It used to be that there was some haircut that was all the rage, and I had to have it. I was never one of those girls who could ignore the trends and let my hair grow endlessly to my butt. I've always cut it in one style or another. But nothing hits me (for me) right now. The hair style magazines either show some form of really long hair swept one way or another (which in my book is not a 'cut') or something artful, outrageous, spikey and/or purple that is quite beyond the ambition of my hair.

I need to do something with it soon, and until then, the pony tail rules. My only thought right now is a layered bob....not too short, but above the shoulders...although I've been that route a few times in my life. So I'll continue to ponder it, make an appointment and make the call when I hit the chair later this week. It's just hair. It'll grow. It always does.

Monday, June 4, 2007

Missing the Mob

This always happens to me when one of my favorite long-running TV shows comes to an end. I felt this way when 'Sex and the City' ended - like an old friend is leaving, a friendship is terminating, and I have to go into my television future without the aid and comfort of that favorite companion.

It's happening again with the final season of the Sopranos. There's one episode left next Sunday night, and then that's it. Over. Whacked. And I'm feeling really bad about it.

I've watched Tony and the gang for years and years now, been through the shock and awe of it all, been disgusted by it, laughed at it, marvelled at some of the brilliant writing, bonded with a few of the characters, was horrified by others. I've watched a lot of scenes over the years with my hands over my eyes because it was just too gruesome or cruel or awful to look at full on. But now, it's almost over, and I feel like I'm losing a friend. Oddly, I will miss the mob.

No spoilers given away here, but last night's episode made me feel weird and uncomfortable. I sort of dread next week, as the foreboding of tragedy (of some sort) hangs in the air.

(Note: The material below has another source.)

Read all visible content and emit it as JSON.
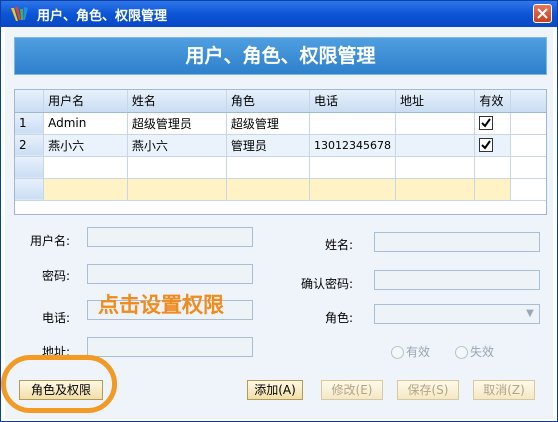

And as much as Tony and the mobsters deserve whatever they get, I'm not looking forward to it.

Friday, June 1, 2007

Tag Teamer

And here's the current boy of the house....Baci.
Baci (Bah-chi) means "kisses" in Italian. He's not a licker...he's a sniffer, and he gives everyone little butterfly sniffer kisses when he meets them. Hence, 'Baci' seemed appropriate, although he's Chinese, not Italian, but he doesn't know that, and we're not telling him. :)
He's very smart and has pegged some favorite human words that are meaningful to him such as 'bunnies', 'bugs', and 'ducks', which are the things he likes to watch out the window and chase in the yard when given the opportunity.

He's a jet set pet. He flies with us most of the time, going under the seat in front of us in his carrier. He loves it and is better than most kids on a plane. Now if only American Airlines would give him a frequent flyer number.

He just turned 3, so hopefully we have a while yet with him. He's just so darned happy all the time. I wish I could bottle and sell some of that.


Following up on SandDancer's recent post regarding Ellie, I realize that I have given abundant airtime to Baci, the turbo shitzuh, but have not paid proper tribute to the late great Tucker, my Australian Shepherd who passed on last year.

Here's the last photo I have of Tucker and I. He was a very sweet boy, another little creature who was forever happy and smiling, and we all miss him greatly.